(Dataset rows describing interfaces)
--------------------------------

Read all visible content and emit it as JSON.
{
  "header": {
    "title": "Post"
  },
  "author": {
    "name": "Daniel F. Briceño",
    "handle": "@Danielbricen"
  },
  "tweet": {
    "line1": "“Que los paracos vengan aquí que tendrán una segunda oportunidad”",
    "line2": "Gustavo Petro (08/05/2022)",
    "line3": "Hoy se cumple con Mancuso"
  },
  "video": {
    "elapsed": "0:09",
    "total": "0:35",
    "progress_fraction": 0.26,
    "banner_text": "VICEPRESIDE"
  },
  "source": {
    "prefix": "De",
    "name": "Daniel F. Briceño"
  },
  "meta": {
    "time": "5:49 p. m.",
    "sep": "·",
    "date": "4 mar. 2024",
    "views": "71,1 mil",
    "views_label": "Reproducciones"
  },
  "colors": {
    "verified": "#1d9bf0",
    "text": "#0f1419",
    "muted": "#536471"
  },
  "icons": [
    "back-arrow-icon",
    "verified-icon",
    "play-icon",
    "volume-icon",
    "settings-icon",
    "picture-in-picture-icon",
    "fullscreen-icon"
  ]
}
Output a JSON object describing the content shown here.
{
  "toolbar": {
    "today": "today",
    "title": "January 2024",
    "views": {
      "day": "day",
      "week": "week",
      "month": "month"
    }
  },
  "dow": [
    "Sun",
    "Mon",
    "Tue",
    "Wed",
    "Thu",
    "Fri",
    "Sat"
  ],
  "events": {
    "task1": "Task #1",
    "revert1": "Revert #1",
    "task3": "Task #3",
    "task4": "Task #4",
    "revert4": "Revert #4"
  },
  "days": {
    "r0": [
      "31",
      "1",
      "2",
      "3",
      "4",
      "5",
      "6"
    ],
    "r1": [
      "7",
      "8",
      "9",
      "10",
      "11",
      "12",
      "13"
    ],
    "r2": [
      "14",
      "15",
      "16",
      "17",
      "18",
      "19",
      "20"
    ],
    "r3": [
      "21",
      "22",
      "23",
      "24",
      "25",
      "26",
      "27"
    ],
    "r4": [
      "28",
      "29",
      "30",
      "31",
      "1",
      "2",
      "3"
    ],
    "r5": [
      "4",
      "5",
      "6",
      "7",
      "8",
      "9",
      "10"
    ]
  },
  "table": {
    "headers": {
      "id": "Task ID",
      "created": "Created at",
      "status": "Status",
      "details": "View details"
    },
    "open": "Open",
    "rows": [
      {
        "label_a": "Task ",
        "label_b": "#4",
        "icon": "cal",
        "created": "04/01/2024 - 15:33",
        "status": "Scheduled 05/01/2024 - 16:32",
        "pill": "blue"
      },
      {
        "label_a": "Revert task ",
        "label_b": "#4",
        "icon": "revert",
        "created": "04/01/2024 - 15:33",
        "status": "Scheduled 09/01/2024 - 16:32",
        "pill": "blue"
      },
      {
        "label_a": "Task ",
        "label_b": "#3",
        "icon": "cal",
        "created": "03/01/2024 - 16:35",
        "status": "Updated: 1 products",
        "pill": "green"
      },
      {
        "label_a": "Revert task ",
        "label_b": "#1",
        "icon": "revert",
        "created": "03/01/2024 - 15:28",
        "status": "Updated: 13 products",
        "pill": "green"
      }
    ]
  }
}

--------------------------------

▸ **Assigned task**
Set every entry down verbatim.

▸ **Answer to this exercise**
Read all visible content and emit it as JSON.
{
  "header": {
    "title": "Post"
  },
  "author": {
    "name": "Daniel F. Briceño",
    "handle": "@Danielbricen"
  },
  "tweet": {
    "line1": "“Que los paracos vengan aquí que tendrán una segunda oportunidad”",
    "line2": "Gustavo Petro (08/05/2022)",
    "line3": "Hoy se cumple con Mancuso"
  },
  "video": {
    "elapsed": "0:09",
    "total": "0:35",
    "progress_fraction": 0.26,
    "banner_text": "VICEPRESIDE"
  },
  "source": {
    "prefix": "De",
    "name": "Daniel F. Briceño"
  },
  "meta": {
    "time": "5:49 p. m.",
    "sep": "·",
    "date": "4 mar. 2024",
    "views": "71,1 mil",
    "views_label": "Reproducciones"
  },
  "colors": {
    "verified": "#1d9bf0",
    "text": "#0f1419",
    "muted": "#536471"
  },
  "icons": [
    "back-arrow-icon",
    "verified-icon",
    "play-icon",
    "volume-icon",
    "settings-icon",
    "picture-in-picture-icon",
    "fullscreen-icon"
  ]
}
Output a JSON object describing the content shown here.
{
  "toolbar": {
    "today": "today",
    "title": "January 2024",
    "views": {
      "day": "day",
      "week": "week",
      "month": "month"
    }
  },
  "dow": [
    "Sun",
    "Mon",
    "Tue",
    "Wed",
    "Thu",
    "Fri",
    "Sat"
  ],
  "events": {
    "task1": "Task #1",
    "revert1": "Revert #1",
    "task3": "Task #3",
    "task4": "Task #4",
    "revert4": "Revert #4"
  },
  "days": {
    "r0": [
      "31",
      "1",
      "2",
      "3",
      "4",
      "5",
      "6"
    ],
    "r1": [
      "7",
      "8",
      "9",
      "10",
      "11",
      "12",
      "13"
    ],
    "r2": [
      "14",
      "15",
      "16",
      "17",
      "18",
      "19",
      "20"
    ],
    "r3": [
      "21",
      "22",
      "23",
      "24",
      "25",
      "26",
      "27"
    ],
    "r4": [
      "28",
      "29",
      "30",
      "31",
      "1",
      "2",
      "3"
    ],
    "r5": [
      "4",
      "5",
      "6",
      "7",
      "8",
      "9",
      "10"
    ]
  },
  "table": {
    "headers": {
      "id": "Task ID",
      "created": "Created at",
      "status": "Status",
      "details": "View details"
    },
    "open": "Open",
    "rows": [
      {
        "label_a": "Task ",
        "label_b": "#4",
        "icon": "cal",
        "created": "04/01/2024 - 15:33",
        "status": "Scheduled 05/01/2024 - 16:32",
        "pill": "blue"
      },
      {
        "label_a": "Revert task ",
        "label_b": "#4",
        "icon": "revert",
        "created": "04/01/2024 - 15:33",
        "status": "Scheduled 09/01/2024 - 16:32",
        "pill": "blue"
      },
      {
        "label_a": "Task ",
        "label_b": "#3",
        "icon": "cal",
        "created": "03/01/2024 - 16:35",
        "status": "Updated: 1 products",
        "pill": "green"
      },
      {
        "label_a": "Revert task ",
        "label_b": "#1",
        "icon": "revert",
        "created": "03/01/2024 - 15:28",
        "status": "Updated: 13 products",
        "pill": "green"
      }
    ]
  }
}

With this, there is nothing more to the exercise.